We watched the videos in horror. We wish we hadn’t.
The worst was a cat in a cage being scalded in Moss Point. The people the video depicts carry out their horrific act with shocking indifference.
“How horrible and upsetting that people can be this way,” a Facebook commenter said.
Indeed. Most people find that level of cruelty hard to fathom.
But people who torture pets aren’t most people.
In several states, people convicted of animal abuse must undergo mental-health evaluation and counseling.
If the people who scalded that cat, which later died, are convicted, they “could receive a psychiatric or psychological evaluation and counseling or treatment for a length of time as prescribed by the court” under Mississippi law. But that is at the judge’s discretion.
Under the law, someone who a second time intentionally tortures, mutilates, maims, burns, starves or disfigures any domesticated dog or cat is guilty of a felony and the punishment increases from a fine of up to $2,500 and up to six months in jail to a fine of $5,000 and one to five years in prison. But it still does not mandate mental-health evaluation or treatment.
Promote a dog fight, bet on a dog fight, train dogs for commercial fighting or even watch a dog fight and you could be convicted of a felony.

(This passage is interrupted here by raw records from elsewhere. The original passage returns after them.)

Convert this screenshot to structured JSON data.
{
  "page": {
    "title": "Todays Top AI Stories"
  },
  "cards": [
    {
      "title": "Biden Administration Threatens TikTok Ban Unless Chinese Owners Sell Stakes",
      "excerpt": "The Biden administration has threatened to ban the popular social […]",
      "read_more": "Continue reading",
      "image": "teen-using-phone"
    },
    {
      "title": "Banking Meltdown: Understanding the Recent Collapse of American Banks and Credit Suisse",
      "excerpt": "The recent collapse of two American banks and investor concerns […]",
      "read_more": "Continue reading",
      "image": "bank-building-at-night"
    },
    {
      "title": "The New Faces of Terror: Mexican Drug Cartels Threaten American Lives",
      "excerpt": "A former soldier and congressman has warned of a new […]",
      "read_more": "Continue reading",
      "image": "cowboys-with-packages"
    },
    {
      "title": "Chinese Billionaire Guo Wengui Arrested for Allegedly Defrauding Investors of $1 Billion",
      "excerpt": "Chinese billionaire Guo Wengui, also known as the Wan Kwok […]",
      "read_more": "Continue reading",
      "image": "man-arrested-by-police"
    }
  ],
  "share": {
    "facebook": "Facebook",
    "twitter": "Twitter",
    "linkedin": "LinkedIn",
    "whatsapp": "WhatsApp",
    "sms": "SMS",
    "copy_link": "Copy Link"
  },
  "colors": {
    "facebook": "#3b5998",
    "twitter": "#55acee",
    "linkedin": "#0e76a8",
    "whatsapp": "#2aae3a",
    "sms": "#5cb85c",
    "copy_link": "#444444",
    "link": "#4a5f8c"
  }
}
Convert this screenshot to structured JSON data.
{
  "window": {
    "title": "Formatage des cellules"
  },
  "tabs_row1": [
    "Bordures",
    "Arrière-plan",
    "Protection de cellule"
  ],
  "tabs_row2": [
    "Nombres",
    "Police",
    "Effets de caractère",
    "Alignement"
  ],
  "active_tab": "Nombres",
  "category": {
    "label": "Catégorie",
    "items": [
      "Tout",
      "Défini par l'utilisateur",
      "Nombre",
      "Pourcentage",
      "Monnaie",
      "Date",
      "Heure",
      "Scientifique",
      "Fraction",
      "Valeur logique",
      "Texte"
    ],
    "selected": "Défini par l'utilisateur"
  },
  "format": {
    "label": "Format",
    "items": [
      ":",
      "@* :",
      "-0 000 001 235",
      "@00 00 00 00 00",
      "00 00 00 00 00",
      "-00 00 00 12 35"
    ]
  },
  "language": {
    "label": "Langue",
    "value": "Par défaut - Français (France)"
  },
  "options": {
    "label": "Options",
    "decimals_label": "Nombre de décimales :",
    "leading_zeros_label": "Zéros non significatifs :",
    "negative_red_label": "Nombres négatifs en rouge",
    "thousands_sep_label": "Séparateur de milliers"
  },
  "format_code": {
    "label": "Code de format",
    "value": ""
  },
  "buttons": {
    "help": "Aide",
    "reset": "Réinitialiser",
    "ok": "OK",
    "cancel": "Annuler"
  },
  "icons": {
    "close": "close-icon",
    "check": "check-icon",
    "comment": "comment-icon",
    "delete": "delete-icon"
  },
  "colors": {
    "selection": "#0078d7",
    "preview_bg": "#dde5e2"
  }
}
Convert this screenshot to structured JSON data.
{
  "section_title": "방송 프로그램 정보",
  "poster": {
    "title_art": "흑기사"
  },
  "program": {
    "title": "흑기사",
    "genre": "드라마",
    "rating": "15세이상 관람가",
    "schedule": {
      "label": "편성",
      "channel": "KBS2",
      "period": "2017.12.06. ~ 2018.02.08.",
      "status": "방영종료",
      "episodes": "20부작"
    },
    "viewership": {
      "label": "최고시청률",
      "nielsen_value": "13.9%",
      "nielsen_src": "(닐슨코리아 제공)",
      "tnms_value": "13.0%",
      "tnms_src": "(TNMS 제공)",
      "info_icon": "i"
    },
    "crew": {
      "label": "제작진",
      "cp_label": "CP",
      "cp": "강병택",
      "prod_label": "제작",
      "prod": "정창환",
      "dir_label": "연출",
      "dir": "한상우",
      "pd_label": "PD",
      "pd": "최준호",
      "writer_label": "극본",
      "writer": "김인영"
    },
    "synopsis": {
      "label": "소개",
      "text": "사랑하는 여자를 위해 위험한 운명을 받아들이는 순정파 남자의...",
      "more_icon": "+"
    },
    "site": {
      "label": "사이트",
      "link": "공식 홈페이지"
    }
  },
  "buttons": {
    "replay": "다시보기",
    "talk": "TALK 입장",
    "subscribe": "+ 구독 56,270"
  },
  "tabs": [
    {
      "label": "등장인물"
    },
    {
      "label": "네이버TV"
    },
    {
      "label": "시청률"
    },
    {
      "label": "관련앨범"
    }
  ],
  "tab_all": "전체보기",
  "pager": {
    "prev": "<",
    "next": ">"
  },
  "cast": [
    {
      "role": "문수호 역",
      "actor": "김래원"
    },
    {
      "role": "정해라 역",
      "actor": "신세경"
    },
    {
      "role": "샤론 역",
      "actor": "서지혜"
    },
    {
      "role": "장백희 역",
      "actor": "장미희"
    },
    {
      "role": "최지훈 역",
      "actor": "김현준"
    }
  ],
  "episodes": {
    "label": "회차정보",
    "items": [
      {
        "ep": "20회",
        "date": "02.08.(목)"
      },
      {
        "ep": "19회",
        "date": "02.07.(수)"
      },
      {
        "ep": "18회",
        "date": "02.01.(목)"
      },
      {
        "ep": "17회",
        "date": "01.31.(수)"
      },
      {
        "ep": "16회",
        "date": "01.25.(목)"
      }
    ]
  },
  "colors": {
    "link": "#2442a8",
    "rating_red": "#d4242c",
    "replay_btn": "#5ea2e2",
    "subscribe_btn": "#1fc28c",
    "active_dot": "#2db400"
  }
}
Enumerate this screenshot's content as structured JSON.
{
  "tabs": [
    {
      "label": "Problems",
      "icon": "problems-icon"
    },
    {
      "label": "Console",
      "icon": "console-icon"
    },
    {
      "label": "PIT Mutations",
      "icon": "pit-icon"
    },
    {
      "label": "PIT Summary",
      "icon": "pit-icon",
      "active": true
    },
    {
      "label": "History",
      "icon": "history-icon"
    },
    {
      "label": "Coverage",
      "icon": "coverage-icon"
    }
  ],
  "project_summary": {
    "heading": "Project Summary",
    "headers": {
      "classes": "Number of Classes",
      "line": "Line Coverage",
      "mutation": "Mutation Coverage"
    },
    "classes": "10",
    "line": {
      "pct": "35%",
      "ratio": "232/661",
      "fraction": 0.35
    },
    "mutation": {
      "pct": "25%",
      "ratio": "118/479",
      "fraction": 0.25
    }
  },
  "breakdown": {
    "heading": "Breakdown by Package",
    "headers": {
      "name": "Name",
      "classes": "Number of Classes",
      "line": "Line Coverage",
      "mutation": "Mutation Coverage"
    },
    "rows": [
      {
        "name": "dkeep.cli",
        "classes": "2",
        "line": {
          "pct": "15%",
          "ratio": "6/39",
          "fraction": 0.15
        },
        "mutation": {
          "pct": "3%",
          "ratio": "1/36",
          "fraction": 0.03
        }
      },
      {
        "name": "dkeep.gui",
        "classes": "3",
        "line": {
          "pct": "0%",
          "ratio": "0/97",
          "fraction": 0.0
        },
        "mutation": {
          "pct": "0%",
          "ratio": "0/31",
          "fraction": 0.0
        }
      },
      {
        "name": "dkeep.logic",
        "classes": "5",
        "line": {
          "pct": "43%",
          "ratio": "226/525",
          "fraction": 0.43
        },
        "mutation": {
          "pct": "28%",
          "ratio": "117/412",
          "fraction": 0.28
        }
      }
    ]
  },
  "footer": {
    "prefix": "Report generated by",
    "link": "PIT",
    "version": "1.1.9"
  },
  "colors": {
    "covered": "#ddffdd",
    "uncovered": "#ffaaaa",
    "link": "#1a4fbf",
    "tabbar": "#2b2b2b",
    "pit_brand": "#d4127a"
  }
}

Kill, maim or injure any livestock — “either out of a spirit of revenge or wanton cruelty” — and you could be convicted of a felony.
But beat a dog or cage and scald a cat? That’s a misdemeanor. At least the first time.
Why can’t we get tougher laws, laws that require help for these troubled people?
Ask the Farm Bureau. It lobbies against them every year.
“With the help of Lt. Gov. Tate Reeves, Speaker Philip Gunn, Senate Agriculture Chairman Billy Hudson and House Agriculture Chairman Bill Pigott, the Farm Bureau policy team was able to defeat any changes to the current animal welfare laws,” the bureau wrote in its 2016 legislative recap. “No organization cares for and loves animals more than Farm Bureau, and we will continue to protect our membership’s policy on this matter.”
We’re all at risk
But it’s not just our pets who are in danger.
“Animal abuse is often the first manifestation of serious emotional turmoil that may escalate into extreme violence, such as mass killing,” wrote Gail F. Melson, professor of child development and family studies at Purdue University.
She recommends better reporting of animal abuse and mandatory evaluation and counseling for people convicted of animal abuse.
“Predicting the next mass shooter is complex and imprecise,” Melson said. “No single factor, including animal abuse, is definitive. We should be appropriately cautious about retrospective accounts of childhood misdeeds that can’t be independently verified. Nevertheless, there is enough evidence to consider cruelty toward animals a red flag warning that a child or adolescent needs immediate help.”
We agree. And we wish the Farm Bureau shared our concern.
The editorial represents the views of the Sun Herald editorial board. Opinions of columnists and cartoonists are their own.